2 *William N. Sharpe, Jr., Interferometric Surface Strain Measurement , 1971, vol. 3, pp. 59 76, No. 1, International Journal of Nondestructive Testing.
Referenced by
Citing PatentFiling datePublication dateApplicantTitle
US6188483 *Jun 4, 1999Feb 13, 2001Dr. Ettemeyer Gmbh & Co.Method and apparatus for determining deformation and elongation on curved bodies
US6480655 *Apr 3, 2000Nov 12, 2002Meadewestvaco CorporationApparatus for the measurement of paperboard strain in a confined area
US6710861 *Sep 17, 2002Mar 23, 2004Meadwestvaco CorporationMethod and apparatus for measuring web strain in a confined area
US6934013 *Aug 20, 2002Aug 23, 2005Reginald VachonCompressed symbology strain gage

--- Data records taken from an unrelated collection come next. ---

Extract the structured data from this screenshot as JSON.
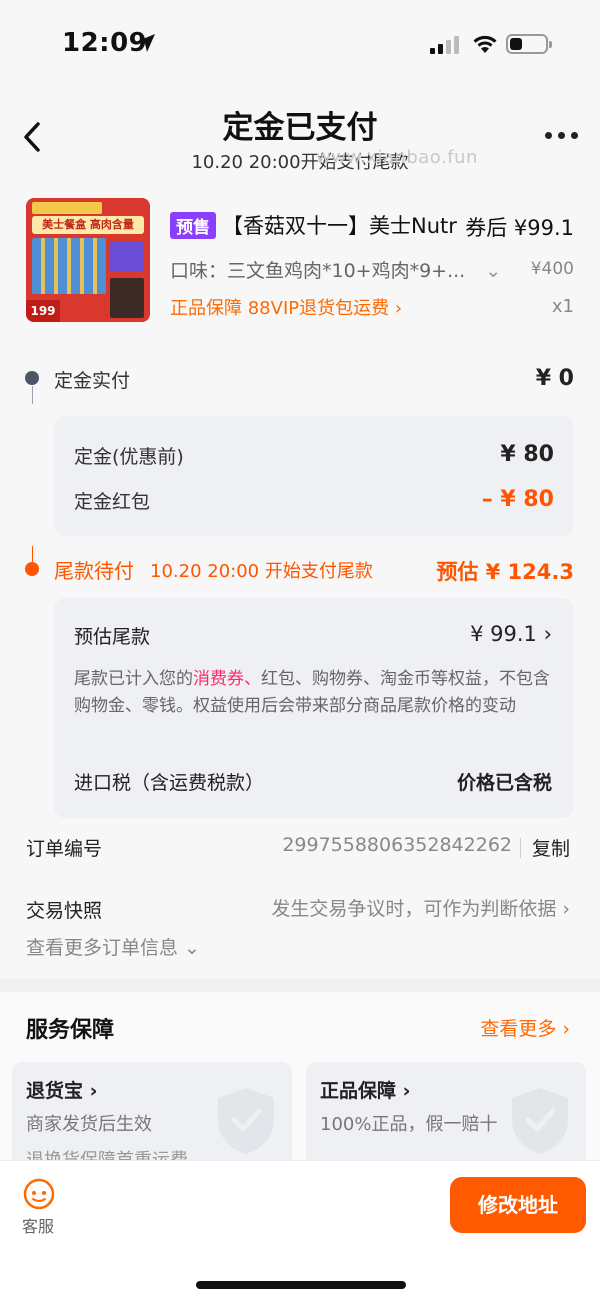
{
  "status_bar": {
    "time": "12:09"
  },
  "header": {
    "title": "定金已支付",
    "subtitle": "10.20 20:00开始支付尾款",
    "watermark": "www.xianbao.fun"
  },
  "product": {
    "thumb_caption": "美士餐盒 高肉含量",
    "thumb_price": "199",
    "badge": "预售",
    "title": "【香菇双十一】美士Nutr",
    "price_label": "券后 ¥99.1",
    "spec": "口味：三文鱼鸡肉*10+鸡肉*9+...",
    "original_price": "¥400",
    "guarantee": "正品保障  88VIP退货包运费 ›",
    "quantity": "x1"
  },
  "deposit": {
    "label": "定金实付",
    "value": "¥ 0",
    "before_discount_label": "定金(优惠前)",
    "before_discount_value": "¥ 80",
    "red_packet_label": "定金红包",
    "red_packet_value": "– ¥ 80"
  },
  "balance": {
    "label": "尾款待付",
    "time": "10.20 20:00 开始支付尾款",
    "estimate": "预估 ¥ 124.3",
    "est_label": "预估尾款",
    "est_value": "¥ 99.1 ›",
    "desc_before": "尾款已计入您的",
    "desc_highlight": "消费券、",
    "desc_after": "红包、购物券、淘金币等权益，不包含购物金、零钱。权益使用后会带来部分商品尾款价格的变动",
    "tax_label": "进口税（含运费税款）",
    "tax_value": "价格已含税"
  },
  "order": {
    "number_label": "订单编号",
    "number": "2997558806352842262",
    "copy": "复制",
    "snapshot_label": "交易快照",
    "snapshot_value": "发生交易争议时，可作为判断依据 ›",
    "more_info": "查看更多订单信息 ⌄"
  },
  "service": {
    "title": "服务保障",
    "more": "查看更多 ›",
    "cards": [
      {
        "title": "退货宝 ›",
        "line1": "商家发货后生效",
        "line2": "退换货保障首重运费"
      },
      {
        "title": "正品保障 ›",
        "line1": "100%正品，假一赔十",
        "line2": ""
      }
    ]
  },
  "bottom": {
    "customer_service": "客服",
    "edit_address": "修改地址"
  }
}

US7036364Sep 25, 2003May 2, 2006The Regents Of The University Of MichiganOptical system and method for measuring continuously distributed strain
US7533818Jun 28, 2005May 19, 2009Direct Measurements Inc.Binary code symbol for non-linear strain measurement and apparatus and method for analyzing and measuring strain therewith
US20050066721 *Sep 25, 2003Mar 31, 2005Swillo Slawomir J.Optical system and method for measuring continuously distributed strain
Classifications
U.S. Classification356/32, 73/800
International ClassificationG06T1/00, G01B11/16
Cooperative ClassificationG01B11/16
European ClassificationG01B11/16
Legal Events
DateCodeEventDescription
Feb 13, 1998ASAssignment
Owner name: FORD GLOBAL TECHNOLOGIES, MICHIGAN
Free format text: ASSIGNMENT OF ASSIGNORS INTEREST;ASSIGNOR:FORD MOTOR COMPANY;REEL/FRAME:008973/0607
Effective date: 19980206
Owner name: FORD MOTOR COMPANY, MICHIGAN
Free format text: ASSIGNMENT OF ASSIGNORS INTEREST;ASSIGNORS:CHEN, FANG;WAAS, ANTHONY M.;KUO, EVERETT YOU-MING;AND OTHERS;REEL/FRAME:008987/0252;SIGNING DATES FROM 19971203 TO 19971230
Dec 11, 2002FPAYFee payment
Year of fee payment: 4
Jan 24, 2007REMIMaintenance fee reminder mailed
Jul 6, 2007LAPSLapse for failure to pay maintenance fees
Aug 28, 2007FPExpired due to failure to pay maintenance fee
Effective date: 20070706